[Interface dataset entries]

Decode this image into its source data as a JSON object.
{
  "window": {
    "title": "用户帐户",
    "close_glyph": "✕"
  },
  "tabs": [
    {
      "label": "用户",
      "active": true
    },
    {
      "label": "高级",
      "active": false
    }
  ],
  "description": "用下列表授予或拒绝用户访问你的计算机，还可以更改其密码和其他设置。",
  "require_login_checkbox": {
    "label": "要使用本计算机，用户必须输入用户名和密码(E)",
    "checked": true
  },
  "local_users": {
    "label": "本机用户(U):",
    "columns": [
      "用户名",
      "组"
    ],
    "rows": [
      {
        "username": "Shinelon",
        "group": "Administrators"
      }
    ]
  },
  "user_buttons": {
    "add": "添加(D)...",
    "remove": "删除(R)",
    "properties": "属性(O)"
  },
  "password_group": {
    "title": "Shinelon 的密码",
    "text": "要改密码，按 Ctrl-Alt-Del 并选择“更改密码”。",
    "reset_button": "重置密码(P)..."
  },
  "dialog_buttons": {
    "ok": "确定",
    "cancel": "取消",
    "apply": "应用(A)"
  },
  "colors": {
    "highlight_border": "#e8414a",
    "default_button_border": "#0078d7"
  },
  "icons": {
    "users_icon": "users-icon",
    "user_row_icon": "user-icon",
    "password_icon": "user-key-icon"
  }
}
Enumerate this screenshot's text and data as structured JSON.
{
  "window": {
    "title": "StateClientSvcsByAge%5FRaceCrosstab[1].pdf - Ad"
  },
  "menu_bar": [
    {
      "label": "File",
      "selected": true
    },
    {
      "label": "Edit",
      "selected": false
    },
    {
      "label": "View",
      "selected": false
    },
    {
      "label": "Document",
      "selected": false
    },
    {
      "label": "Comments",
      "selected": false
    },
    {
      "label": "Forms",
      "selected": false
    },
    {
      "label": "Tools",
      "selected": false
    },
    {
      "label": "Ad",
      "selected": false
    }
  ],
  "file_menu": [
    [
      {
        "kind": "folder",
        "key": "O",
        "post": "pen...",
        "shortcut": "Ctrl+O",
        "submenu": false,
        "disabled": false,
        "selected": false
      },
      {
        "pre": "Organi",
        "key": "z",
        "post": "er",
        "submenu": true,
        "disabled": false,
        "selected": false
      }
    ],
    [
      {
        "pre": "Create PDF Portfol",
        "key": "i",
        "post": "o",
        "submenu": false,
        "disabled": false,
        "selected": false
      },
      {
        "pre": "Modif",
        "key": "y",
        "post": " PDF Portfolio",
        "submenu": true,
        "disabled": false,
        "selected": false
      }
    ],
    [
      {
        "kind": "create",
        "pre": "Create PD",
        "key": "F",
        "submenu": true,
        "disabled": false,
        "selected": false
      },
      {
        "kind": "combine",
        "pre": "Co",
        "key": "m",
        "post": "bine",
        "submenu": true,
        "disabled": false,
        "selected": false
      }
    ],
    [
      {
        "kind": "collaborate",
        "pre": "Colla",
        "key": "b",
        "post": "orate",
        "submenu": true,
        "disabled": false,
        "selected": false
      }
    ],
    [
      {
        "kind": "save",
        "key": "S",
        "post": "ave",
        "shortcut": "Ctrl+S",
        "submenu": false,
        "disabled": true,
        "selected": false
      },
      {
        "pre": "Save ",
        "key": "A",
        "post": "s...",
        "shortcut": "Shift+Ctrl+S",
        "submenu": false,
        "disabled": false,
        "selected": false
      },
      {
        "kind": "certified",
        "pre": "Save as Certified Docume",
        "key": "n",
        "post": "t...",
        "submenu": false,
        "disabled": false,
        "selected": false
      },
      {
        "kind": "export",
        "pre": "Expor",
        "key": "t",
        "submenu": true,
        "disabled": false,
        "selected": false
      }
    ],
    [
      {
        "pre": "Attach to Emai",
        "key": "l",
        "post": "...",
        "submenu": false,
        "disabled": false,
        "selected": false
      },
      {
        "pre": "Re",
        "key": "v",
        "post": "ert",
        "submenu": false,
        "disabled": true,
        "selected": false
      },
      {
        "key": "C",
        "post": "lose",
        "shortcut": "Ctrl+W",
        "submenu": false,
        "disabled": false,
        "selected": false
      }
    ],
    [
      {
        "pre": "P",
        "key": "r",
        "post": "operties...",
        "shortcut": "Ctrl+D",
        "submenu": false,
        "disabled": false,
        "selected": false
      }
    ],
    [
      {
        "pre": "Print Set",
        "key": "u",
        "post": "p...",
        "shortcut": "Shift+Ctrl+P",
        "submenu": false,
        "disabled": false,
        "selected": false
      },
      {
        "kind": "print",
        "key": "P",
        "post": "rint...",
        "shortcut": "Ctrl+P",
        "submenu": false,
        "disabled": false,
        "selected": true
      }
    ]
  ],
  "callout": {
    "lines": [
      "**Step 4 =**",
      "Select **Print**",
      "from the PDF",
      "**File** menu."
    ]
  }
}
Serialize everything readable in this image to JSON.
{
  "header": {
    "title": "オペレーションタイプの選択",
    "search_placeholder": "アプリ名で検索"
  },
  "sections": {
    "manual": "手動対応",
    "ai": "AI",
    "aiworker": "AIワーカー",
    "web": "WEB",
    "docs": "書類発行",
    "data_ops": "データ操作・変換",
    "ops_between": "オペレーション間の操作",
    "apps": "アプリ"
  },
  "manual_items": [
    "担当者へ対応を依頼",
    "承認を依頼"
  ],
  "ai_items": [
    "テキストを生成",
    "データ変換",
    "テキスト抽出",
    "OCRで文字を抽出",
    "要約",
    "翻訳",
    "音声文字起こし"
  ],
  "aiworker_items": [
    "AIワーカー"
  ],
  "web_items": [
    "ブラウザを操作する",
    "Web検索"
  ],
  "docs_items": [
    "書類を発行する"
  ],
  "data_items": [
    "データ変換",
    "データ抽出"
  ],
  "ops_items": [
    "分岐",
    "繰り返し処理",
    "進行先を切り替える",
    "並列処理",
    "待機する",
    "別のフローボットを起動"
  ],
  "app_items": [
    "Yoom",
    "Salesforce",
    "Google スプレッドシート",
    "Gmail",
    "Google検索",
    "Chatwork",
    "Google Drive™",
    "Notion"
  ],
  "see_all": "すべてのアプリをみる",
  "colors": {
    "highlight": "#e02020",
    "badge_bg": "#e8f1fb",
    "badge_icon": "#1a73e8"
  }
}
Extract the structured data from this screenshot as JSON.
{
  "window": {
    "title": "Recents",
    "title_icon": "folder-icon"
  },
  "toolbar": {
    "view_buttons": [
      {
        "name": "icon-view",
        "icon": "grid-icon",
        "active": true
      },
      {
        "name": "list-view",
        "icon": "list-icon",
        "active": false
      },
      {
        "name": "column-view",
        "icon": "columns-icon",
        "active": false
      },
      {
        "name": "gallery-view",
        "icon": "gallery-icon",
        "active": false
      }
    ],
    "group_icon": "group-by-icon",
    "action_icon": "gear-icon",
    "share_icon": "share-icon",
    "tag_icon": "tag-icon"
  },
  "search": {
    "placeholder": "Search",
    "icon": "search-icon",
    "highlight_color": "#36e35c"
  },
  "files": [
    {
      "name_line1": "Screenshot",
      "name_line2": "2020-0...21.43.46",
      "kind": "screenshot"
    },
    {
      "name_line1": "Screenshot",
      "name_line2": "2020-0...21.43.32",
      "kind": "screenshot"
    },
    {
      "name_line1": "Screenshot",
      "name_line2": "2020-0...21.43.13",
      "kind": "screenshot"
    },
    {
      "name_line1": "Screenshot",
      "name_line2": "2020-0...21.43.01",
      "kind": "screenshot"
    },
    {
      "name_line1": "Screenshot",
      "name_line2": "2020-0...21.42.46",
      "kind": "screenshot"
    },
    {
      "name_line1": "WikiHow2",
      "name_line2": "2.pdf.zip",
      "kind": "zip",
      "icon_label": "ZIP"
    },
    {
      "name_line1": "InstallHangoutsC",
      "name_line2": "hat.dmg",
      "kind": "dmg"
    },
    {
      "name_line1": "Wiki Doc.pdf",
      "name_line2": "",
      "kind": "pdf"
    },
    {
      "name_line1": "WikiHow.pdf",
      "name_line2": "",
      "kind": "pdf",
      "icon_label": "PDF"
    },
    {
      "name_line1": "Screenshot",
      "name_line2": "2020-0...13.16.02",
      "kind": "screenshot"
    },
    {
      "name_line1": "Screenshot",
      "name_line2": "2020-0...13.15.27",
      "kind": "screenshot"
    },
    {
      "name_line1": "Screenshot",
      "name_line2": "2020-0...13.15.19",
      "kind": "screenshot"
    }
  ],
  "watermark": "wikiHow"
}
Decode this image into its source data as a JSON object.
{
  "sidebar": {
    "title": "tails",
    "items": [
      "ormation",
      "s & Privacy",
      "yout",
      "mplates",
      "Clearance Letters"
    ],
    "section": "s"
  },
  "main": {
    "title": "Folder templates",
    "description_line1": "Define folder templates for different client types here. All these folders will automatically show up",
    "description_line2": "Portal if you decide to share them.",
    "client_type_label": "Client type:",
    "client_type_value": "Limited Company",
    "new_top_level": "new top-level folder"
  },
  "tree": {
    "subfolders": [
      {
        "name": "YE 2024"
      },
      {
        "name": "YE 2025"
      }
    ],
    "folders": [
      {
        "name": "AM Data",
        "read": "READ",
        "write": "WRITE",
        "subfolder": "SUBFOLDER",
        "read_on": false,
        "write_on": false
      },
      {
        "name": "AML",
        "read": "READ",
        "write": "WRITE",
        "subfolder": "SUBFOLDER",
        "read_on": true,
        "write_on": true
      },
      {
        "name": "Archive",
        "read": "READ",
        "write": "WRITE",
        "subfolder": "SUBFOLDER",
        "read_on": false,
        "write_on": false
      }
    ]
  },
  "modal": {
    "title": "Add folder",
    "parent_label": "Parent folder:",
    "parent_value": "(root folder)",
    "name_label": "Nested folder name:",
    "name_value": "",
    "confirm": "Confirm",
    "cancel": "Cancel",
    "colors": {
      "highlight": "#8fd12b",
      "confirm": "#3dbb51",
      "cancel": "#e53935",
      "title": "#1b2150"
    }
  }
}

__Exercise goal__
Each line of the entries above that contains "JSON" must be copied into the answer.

__Expected answer__
Decode this image into its source data as a JSON object.
Enumerate this screenshot's text and data as structured JSON.
Serialize everything readable in this image to JSON.
Extract the structured data from this screenshot as JSON.
Decode this image into its source data as a JSON object.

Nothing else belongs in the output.